I'm a physician who frequently gets into religious discussions with my patients. I tell them I think religion is a set of beliefs and a ritual structure used by individuals or groups of individuals to communicate with God. I believe that religion is the language people use to speak to God and the language God uses to speak back to people. If a person truly believes in an almighty God, he or she must accept that such a God is almighty enough to understand all languages and therefore receptive to all people of good heart, no matter what religion they use to communicate with God. Therefore, I believe we must validate and accept everyone's religion. Mine is the right one for me, but I have to accept that yours is the right one for you. Finally, I take the position that anyone who doesn't accept this line of reasoning doesn't truly believe in an almighty God and is simply using religion to hide their atheism!
- A., Palm Beach Gardens, Fla., via e-mail
Well, A., let me respectfully urge you to stick to doctoring and leave theology to theologians.
I'm impressed that you're motivated to think about big questions.
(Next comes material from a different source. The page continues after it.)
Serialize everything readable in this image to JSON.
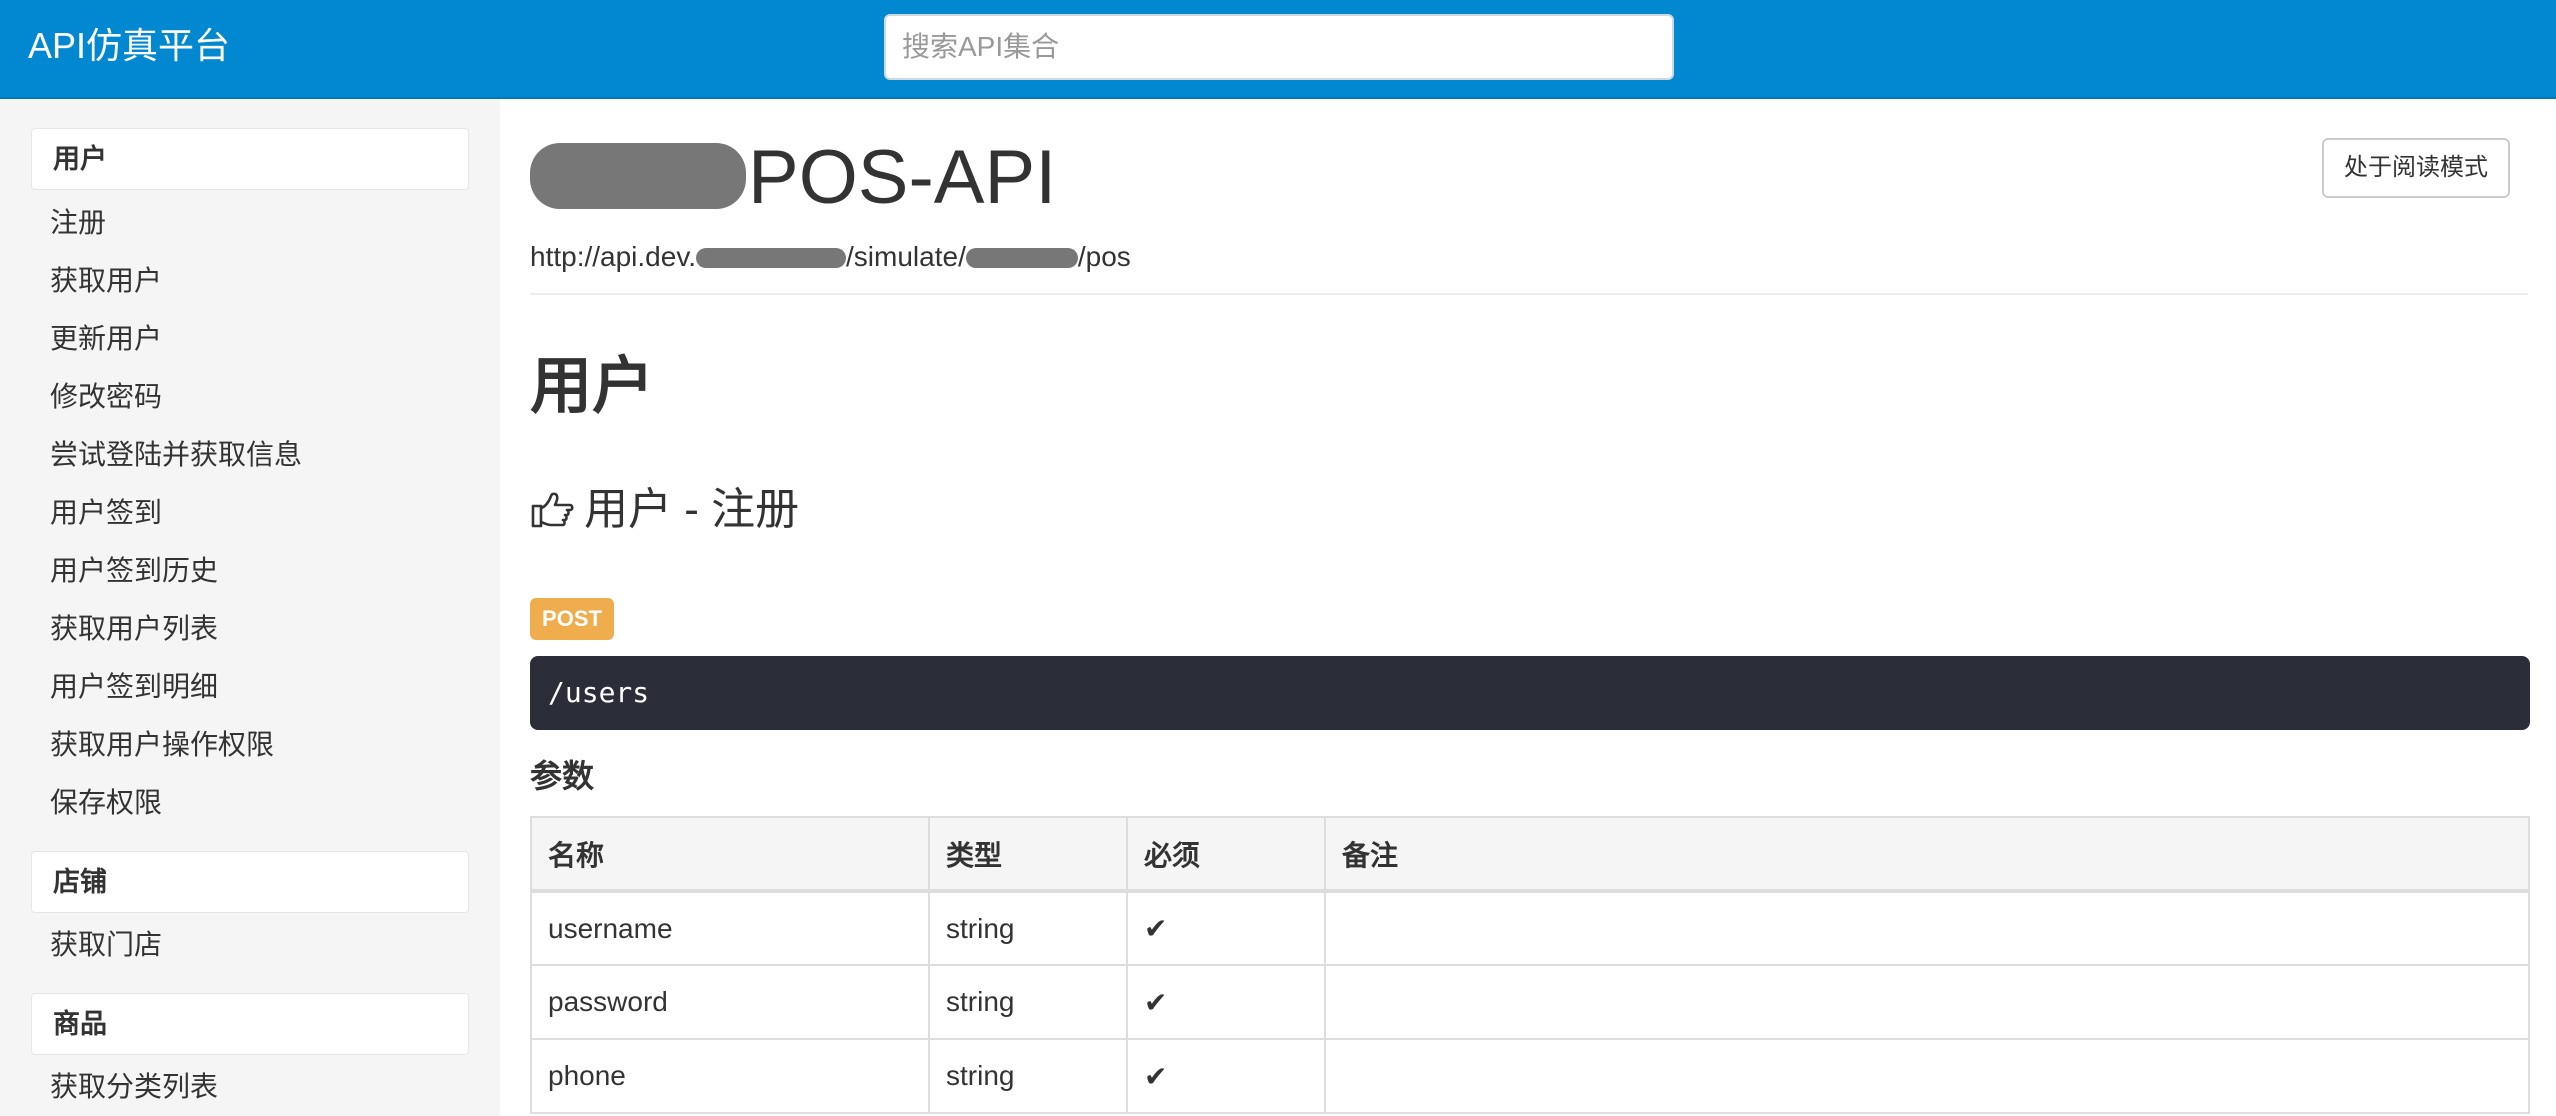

When I go to see my doctor, we mainly talk about golf and my prostate. Your patients are lucky, but let me encourage you to reconsider some of your positions.
First off, the fact that God understands all languages doesn't mean that all religions are equally true. It could just mean that God understands the languages they use to say false things. I've often used the metaphor that the many religions of the world are like many paths up the same mountain. Proponents all reach the top, even though they take different routes. This is your point, but it's not exactly mine, and it is not true.
What I believe, and what reason confirms, is that there is a central core of ethical beliefs necessary for the thriving of human beings and their cultures. These are rationally verifiable ethical norms, and they are accessible to people of faith as well as atheists.
For example, the Golden Rule of doing unto others what you would have them do unto you appears in many religions and many secular ethical theories. Any religion, or secular ethical theory, that incorporates such basic rational ethical elements is true; it's a valid, trusted way up the mountain to the ultimate human flourishing, whether that flourishing is described as salvation, release from reincarnation, enlightenment, moral virtue or eternal life in the World to Come. Such religions are all true because goodness is true, and goodness is not a mere parochial teaching. Goodness is a rational human virtue that's also at the core of every true faith.
Are some of these true religions and philosophies truer than others? Yes, but the differences between them matter less than their overwhelming similarities. I honor them all, as should you and your patients who come to you for pills and prophecy.
One way I try to honor other true faiths is to be very careful which texts from Scripture I quote. There are unifying texts and divisive texts in every canon. It seems to me that for the sake of unity, we should self-edit our quotations from Scripture so as to increase our harmony, support our common efforts to mend our broken world and generally improve the image of religion for those who see it only as a divisive force.
For example, think of the Christian text from 2 Peter 1:5-7: "For this reason, make every effort to add to your faith, goodness; and to goodness, knowledge; and to knowledge, self-control; and to self-control, perseverance; and to perseverance, brotherly kindness; and to brotherly kindness, love." What you have missed, I fear, is the important distinction between all the generally true religions and the religions that are not true at all. There are indeed religions (and secular philosophies like communism) that don't send anyone up any mountain. These religions teach hatred and exclusion, bigotry and torture, oppression and racism. To treat them with equal respect just because someone calls them a "religion" is ridiculous and demeans the true religions, which teach compassion and respecting the truth.
There are false faiths and brutal, inhuman political philosophies, and we must say so loudly and clearly. Also, a true faith can be perverted by evil people who teach evil in the name of God. The way all this will get sorted out is in God's hands, not ours.
Our only concern ought to be to live a life of goodness and humility in which the best arguments for our faith don't come from a sacred text but from the overflowing love of our grateful and blessed souls.
Tell your patients to take two good deeds and call you in the morning.